Do you want to take a high-stakes entrance exam, but something is holding you back from doing your best? I can help. I’ve successfully gotten accommodations, such as extended time, for dozens of high school, college and graduate students Nationwide and can help you avoid common pitfalls. Standardized testing boards, such as the ACT, SAT, LSAT, and MCAT, respond positively to my highly personalized legal advocacy. My approach is to create a very thorough historical profile for my clients and is based on my first hand experience as a high-achiever with learning disabilities who was diagnosed late in my academic career. We do not accept every case.
Why Hire Me?
Students hire me from coast-to-coast because of my singular background and approach. I have a deep understanding of how a range of disabilities substantially limit performance in life and on standardized tests stemming from my unique personal background as well as my experience as a former special education teacher and a lawyer. I spend valuable time speaking in-depth with my clients and the professionals treating them to gain a detailed understanding of their deficits. Then I place all that information in a legal context to draft a persuasive and effective letter to the testing boards. For years I’ve worked with the individuals who make accommodations decisions at the boards and they know and trust my work.
Common Pitfalls Applicants Make
Let’s face it, it’s tricky applying for accommodations especially if you’re a high-achiever. Less than 15 years ago, before the Americans with Disabilities Act was amended, the common wisdom was that if you could achieve well academically, you couldn’t possibly be disabled. We all know that’s not true, but testing boards are still weary of those seeking accommodations. Here are some common pitfalls which I can help you overcome.
“Eleventh Hour” Disabilities
Testing companies get hundreds of applications for extended time for every test sitting, and they often don’t have time to carefully review each application. They tend to skim for red flags, like a late diagnosis, to try an easily dismiss an application for accommodations.

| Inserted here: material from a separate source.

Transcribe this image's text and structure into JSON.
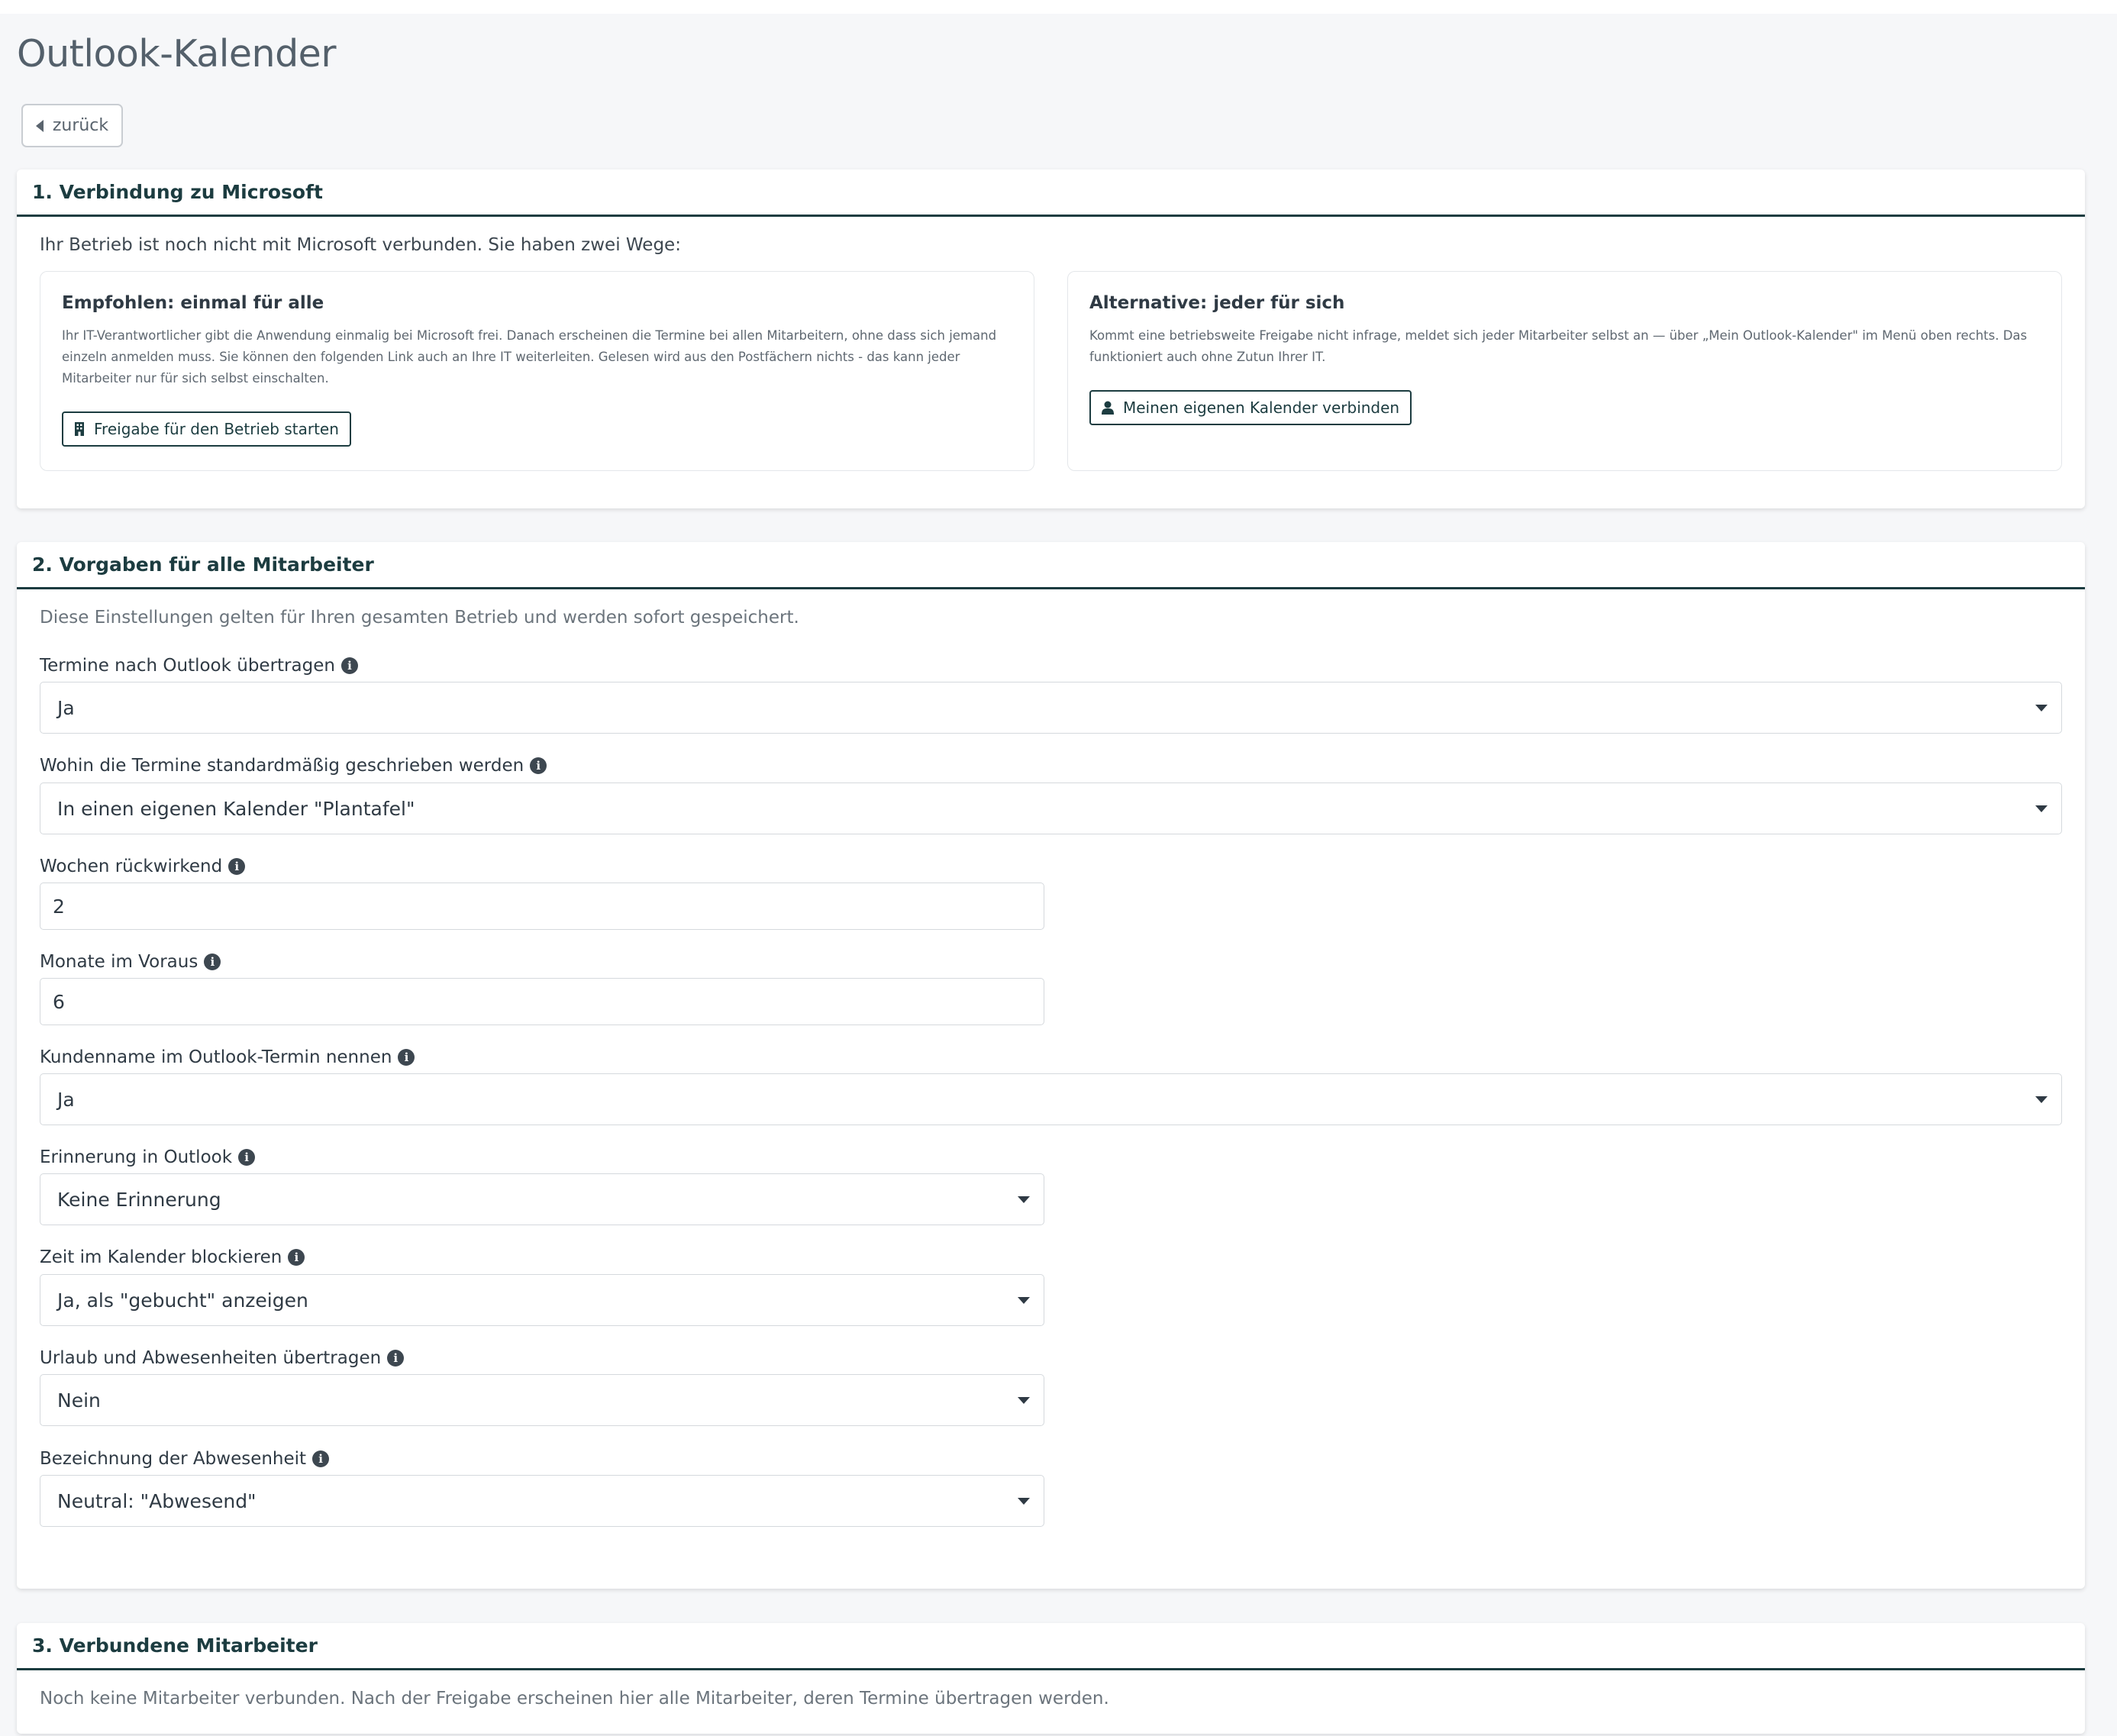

Testing companies derisively term those late diagnoses as “eleventh hour” disabilities. The best way to combat a denial in this situation is to provide records proving that the student had symptoms for years, even if the symptoms were only recently diagnosed.
No Accommodation Plan in School
While it’s certainly advantageous to have a formal accommodation plan in school, there’s no legal requirement to have one in order to qualify for accommodations on a standardized test.
ADHD Is Sometimes Difficult to Document But . . .
Because there’s no simple test for ADHD, and its symptoms can often be confused with other disorders, testing companies often look askance at applicants for accommodations whose only disability is ADHD. Anxiety, depression and certain types of learning disabilities can also be difficult to document, especially with high-achievers. Most applicants need a comprehensive psycho-educational evaluation that demonstrates the extent to which their ADHD or other disability limits the student academically.
How Making School Work Can Help
After helping you to assemble the records needed to prove that you’re entitled under the law to accommodations, I’ll present those records in a clear and concise way in the context of the law. The Americans with Disabilities Act stipulates that to be eligible for accommodations, a student must have a disability that “substantially limits” a major life activity, such as learning, reading or concentrating, as compared with the general population.” Fortunately, there’s been lots of recent case law that supports accommodations for high achievers. I also have connections at the testing boards who know and trust me and can help get your application reviewed quickly. Getting these accommodations could allow you to show your true ability level and change the course of your life. Contact Ms. Hertog today at Allison@MakingSchoolWork.com or at Tel: (305) 663-9233